Activity:
When you set down the entries, keep every word exactly as it is but drop the pictures.
____ Extracted records
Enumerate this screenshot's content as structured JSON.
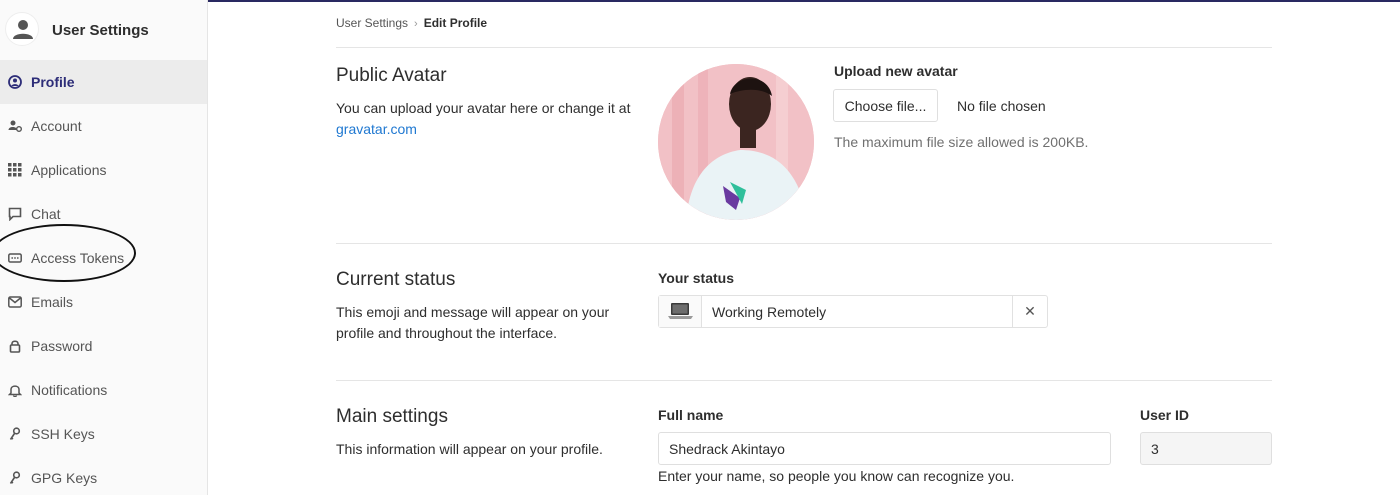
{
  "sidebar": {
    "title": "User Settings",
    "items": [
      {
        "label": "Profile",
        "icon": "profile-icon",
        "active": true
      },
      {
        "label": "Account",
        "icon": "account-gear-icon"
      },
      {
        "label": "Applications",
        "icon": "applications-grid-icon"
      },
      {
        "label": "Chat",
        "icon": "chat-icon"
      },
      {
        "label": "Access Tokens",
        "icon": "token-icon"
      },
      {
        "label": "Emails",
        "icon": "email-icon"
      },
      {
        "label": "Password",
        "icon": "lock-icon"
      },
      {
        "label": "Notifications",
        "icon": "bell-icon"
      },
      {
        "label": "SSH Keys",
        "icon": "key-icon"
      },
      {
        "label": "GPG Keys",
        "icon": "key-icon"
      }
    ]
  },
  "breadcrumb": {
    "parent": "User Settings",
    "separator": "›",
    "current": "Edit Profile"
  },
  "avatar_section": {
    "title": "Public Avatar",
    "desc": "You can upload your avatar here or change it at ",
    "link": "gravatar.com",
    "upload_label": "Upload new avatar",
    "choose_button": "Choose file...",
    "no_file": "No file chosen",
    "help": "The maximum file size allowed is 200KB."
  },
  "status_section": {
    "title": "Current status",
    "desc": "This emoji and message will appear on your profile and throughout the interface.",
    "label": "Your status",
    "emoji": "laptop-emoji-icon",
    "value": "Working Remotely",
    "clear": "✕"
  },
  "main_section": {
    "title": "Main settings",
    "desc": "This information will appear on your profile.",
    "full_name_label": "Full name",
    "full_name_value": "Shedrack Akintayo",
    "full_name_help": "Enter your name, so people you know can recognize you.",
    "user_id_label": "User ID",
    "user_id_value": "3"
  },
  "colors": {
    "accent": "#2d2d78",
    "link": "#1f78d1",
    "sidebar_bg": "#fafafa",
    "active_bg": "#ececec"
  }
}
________
Result:
Enumerate this screenshot's content as structured JSON.
{
  "sidebar": {
    "title": "User Settings",
    "items": [
      {
        "label": "Profile",
        "icon": "profile-icon",
        "active": true
      },
      {
        "label": "Account",
        "icon": "account-gear-icon"
      },
      {
        "label": "Applications",
        "icon": "applications-grid-icon"
      },
      {
        "label": "Chat",
        "icon": "chat-icon"
      },
      {
        "label": "Access Tokens",
        "icon": "token-icon"
      },
      {
        "label": "Emails",
        "icon": "email-icon"
      },
      {
        "label": "Password",
        "icon": "lock-icon"
      },
      {
        "label": "Notifications",
        "icon": "bell-icon"
      },
      {
        "label": "SSH Keys",
        "icon": "key-icon"
      },
      {
        "label": "GPG Keys",
        "icon": "key-icon"
      }
    ]
  },
  "breadcrumb": {
    "parent": "User Settings",
    "separator": "›",
    "current": "Edit Profile"
  },
  "avatar_section": {
    "title": "Public Avatar",
    "desc": "You can upload your avatar here or change it at ",
    "link": "gravatar.com",
    "upload_label": "Upload new avatar",
    "choose_button": "Choose file...",
    "no_file": "No file chosen",
    "help": "The maximum file size allowed is 200KB."
  },
  "status_section": {
    "title": "Current status",
    "desc": "This emoji and message will appear on your profile and throughout the interface.",
    "label": "Your status",
    "emoji": "laptop-emoji-icon",
    "value": "Working Remotely",
    "clear": "✕"
  },
  "main_section": {
    "title": "Main settings",
    "desc": "This information will appear on your profile.",
    "full_name_label": "Full name",
    "full_name_value": "Shedrack Akintayo",
    "full_name_help": "Enter your name, so people you know can recognize you.",
    "user_id_label": "User ID",
    "user_id_value": "3"
  },
  "colors": {
    "accent": "#2d2d78",
    "link": "#1f78d1",
    "sidebar_bg": "#fafafa",
    "active_bg": "#ececec"
  }
}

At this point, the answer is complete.